Owner name: SUN MICROSYSTEMS, INC., CALIFORNIA
Free format text: ASSIGNMENT OF ASSIGNORS INTEREST;ASSIGNOR:RENAUD, BENJAMIN J.;REEL/FRAME:008585/0184
Effective date: 19970202
|28 juil. 2003||FPAY||Fee payment|
Year of fee payment: 4
|6 juil. 2007||FPAY||Fee payment|
Year of fee payment: 8
|29 juin 2011||FPAY||Fee payment|
Year of fee payment: 12
|11 déc. 2015||AS||Assignment|

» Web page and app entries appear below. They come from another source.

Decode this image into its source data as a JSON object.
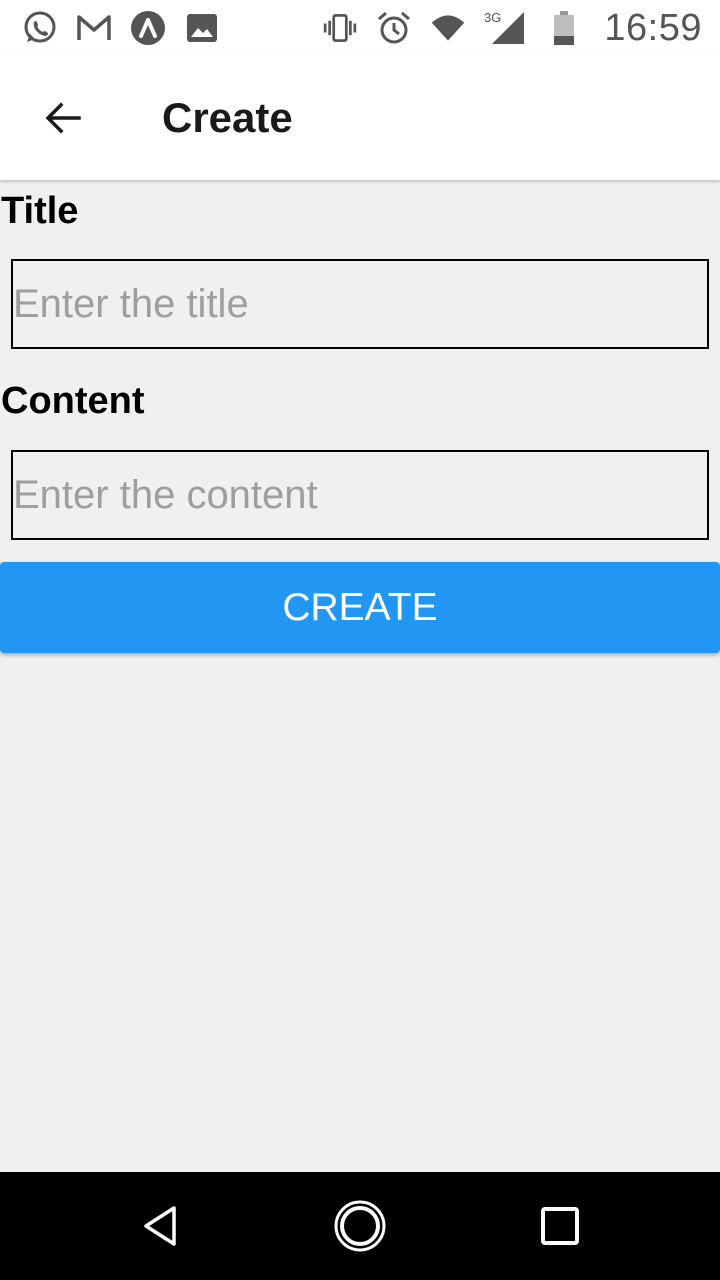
{
  "status_bar": {
    "time": "16:59",
    "network": "3G",
    "left_icons": [
      "whatsapp-icon",
      "gmail-icon",
      "app-notification-icon",
      "image-icon"
    ],
    "right_icons": [
      "vibrate-icon",
      "alarm-icon",
      "wifi-icon",
      "signal-icon",
      "battery-icon"
    ]
  },
  "app_bar": {
    "title": "Create",
    "back_icon": "arrow-back-icon"
  },
  "form": {
    "title_label": "Title",
    "title_placeholder": "Enter the title",
    "title_value": "",
    "content_label": "Content",
    "content_placeholder": "Enter the content",
    "content_value": "",
    "submit_label": "CREATE"
  },
  "nav_bar": {
    "icons": [
      "nav-back-icon",
      "nav-home-icon",
      "nav-recents-icon"
    ]
  },
  "colors": {
    "accent": "#2196f3",
    "background": "#f0f0f0",
    "appbar": "#ffffff",
    "navbar": "#000000"
  }
}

Owner name: ORACLE AMERICA, INC., CALIFORNIA
Free format text: MERGER AND CHANGE OF NAME;ASSIGNORS:ORACLE USA, INC.;SUN MICROSYSTEMS, INC.;ORACLE AMERICA, INC.;REEL/FRAME:037271/0020
Effective date: 20100212